Material provided ▸
.....

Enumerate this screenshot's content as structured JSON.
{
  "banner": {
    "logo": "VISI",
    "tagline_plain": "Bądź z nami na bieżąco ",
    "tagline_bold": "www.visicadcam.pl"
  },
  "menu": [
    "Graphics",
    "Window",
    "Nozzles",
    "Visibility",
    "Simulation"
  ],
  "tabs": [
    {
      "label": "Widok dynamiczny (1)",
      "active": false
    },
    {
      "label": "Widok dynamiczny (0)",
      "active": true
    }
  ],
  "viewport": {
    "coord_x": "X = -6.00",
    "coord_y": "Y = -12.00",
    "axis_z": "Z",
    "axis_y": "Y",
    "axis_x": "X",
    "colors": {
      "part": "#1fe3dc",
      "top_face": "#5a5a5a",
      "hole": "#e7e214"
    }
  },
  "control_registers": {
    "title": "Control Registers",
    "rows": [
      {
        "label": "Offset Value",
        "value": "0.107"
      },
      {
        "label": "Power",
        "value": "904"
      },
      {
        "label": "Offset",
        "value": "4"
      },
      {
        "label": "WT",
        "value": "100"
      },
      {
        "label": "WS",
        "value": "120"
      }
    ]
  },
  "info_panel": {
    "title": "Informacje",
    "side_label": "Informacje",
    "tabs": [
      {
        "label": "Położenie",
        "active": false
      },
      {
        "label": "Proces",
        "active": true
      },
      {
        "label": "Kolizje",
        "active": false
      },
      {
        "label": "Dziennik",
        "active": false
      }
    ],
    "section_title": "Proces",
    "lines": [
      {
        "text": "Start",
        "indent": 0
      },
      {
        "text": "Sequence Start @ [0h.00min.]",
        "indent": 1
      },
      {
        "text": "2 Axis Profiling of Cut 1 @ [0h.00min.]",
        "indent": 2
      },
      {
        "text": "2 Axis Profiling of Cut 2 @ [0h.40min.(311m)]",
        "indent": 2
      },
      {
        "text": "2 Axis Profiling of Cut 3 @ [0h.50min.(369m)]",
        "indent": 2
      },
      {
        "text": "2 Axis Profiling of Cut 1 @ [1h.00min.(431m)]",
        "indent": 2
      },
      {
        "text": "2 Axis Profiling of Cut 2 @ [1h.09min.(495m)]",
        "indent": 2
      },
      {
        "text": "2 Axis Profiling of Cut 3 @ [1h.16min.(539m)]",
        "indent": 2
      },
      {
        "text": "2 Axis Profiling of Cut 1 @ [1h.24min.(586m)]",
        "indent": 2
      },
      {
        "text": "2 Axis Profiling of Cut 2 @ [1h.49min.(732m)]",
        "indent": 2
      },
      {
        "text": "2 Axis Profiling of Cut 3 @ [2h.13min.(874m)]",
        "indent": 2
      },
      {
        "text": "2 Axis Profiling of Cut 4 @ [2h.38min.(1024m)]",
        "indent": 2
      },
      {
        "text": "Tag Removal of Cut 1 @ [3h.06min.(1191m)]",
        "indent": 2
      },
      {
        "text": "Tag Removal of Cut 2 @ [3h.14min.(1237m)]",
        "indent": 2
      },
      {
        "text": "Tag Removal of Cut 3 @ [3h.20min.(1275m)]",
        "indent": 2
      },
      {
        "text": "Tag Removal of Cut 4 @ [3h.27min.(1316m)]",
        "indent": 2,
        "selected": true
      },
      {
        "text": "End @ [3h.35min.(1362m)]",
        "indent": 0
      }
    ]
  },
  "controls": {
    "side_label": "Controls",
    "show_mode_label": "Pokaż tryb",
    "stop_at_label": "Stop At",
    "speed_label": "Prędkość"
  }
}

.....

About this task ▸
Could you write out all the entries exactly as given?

Your response ▸
Enumerate this screenshot's content as structured JSON.
{
  "banner": {
    "logo": "VISI",
    "tagline_plain": "Bądź z nami na bieżąco ",
    "tagline_bold": "www.visicadcam.pl"
  },
  "menu": [
    "Graphics",
    "Window",
    "Nozzles",
    "Visibility",
    "Simulation"
  ],
  "tabs": [
    {
      "label": "Widok dynamiczny (1)",
      "active": false
    },
    {
      "label": "Widok dynamiczny (0)",
      "active": true
    }
  ],
  "viewport": {
    "coord_x": "X = -6.00",
    "coord_y": "Y = -12.00",
    "axis_z": "Z",
    "axis_y": "Y",
    "axis_x": "X",
    "colors": {
      "part": "#1fe3dc",
      "top_face": "#5a5a5a",
      "hole": "#e7e214"
    }
  },
  "control_registers": {
    "title": "Control Registers",
    "rows": [
      {
        "label": "Offset Value",
        "value": "0.107"
      },
      {
        "label": "Power",
        "value": "904"
      },
      {
        "label": "Offset",
        "value": "4"
      },
      {
        "label": "WT",
        "value": "100"
      },
      {
        "label": "WS",
        "value": "120"
      }
    ]
  },
  "info_panel": {
    "title": "Informacje",
    "side_label": "Informacje",
    "tabs": [
      {
        "label": "Położenie",
        "active": false
      },
      {
        "label": "Proces",
        "active": true
      },
      {
        "label": "Kolizje",
        "active": false
      },
      {
        "label": "Dziennik",
        "active": false
      }
    ],
    "section_title": "Proces",
    "lines": [
      {
        "text": "Start",
        "indent": 0
      },
      {
        "text": "Sequence Start @ [0h.00min.]",
        "indent": 1
      },
      {
        "text": "2 Axis Profiling of Cut 1 @ [0h.00min.]",
        "indent": 2
      },
      {
        "text": "2 Axis Profiling of Cut 2 @ [0h.40min.(311m)]",
        "indent": 2
      },
      {
        "text": "2 Axis Profiling of Cut 3 @ [0h.50min.(369m)]",
        "indent": 2
      },
      {
        "text": "2 Axis Profiling of Cut 1 @ [1h.00min.(431m)]",
        "indent": 2
      },
      {
        "text": "2 Axis Profiling of Cut 2 @ [1h.09min.(495m)]",
        "indent": 2
      },
      {
        "text": "2 Axis Profiling of Cut 3 @ [1h.16min.(539m)]",
        "indent": 2
      },
      {
        "text": "2 Axis Profiling of Cut 1 @ [1h.24min.(586m)]",
        "indent": 2
      },
      {
        "text": "2 Axis Profiling of Cut 2 @ [1h.49min.(732m)]",
        "indent": 2
      },
      {
        "text": "2 Axis Profiling of Cut 3 @ [2h.13min.(874m)]",
        "indent": 2
      },
      {
        "text": "2 Axis Profiling of Cut 4 @ [2h.38min.(1024m)]",
        "indent": 2
      },
      {
        "text": "Tag Removal of Cut 1 @ [3h.06min.(1191m)]",
        "indent": 2
      },
      {
        "text": "Tag Removal of Cut 2 @ [3h.14min.(1237m)]",
        "indent": 2
      },
      {
        "text": "Tag Removal of Cut 3 @ [3h.20min.(1275m)]",
        "indent": 2
      },
      {
        "text": "Tag Removal of Cut 4 @ [3h.27min.(1316m)]",
        "indent": 2,
        "selected": true
      },
      {
        "text": "End @ [3h.35min.(1362m)]",
        "indent": 0
      }
    ]
  },
  "controls": {
    "side_label": "Controls",
    "show_mode_label": "Pokaż tryb",
    "stop_at_label": "Stop At",
    "speed_label": "Prędkość"
  }
}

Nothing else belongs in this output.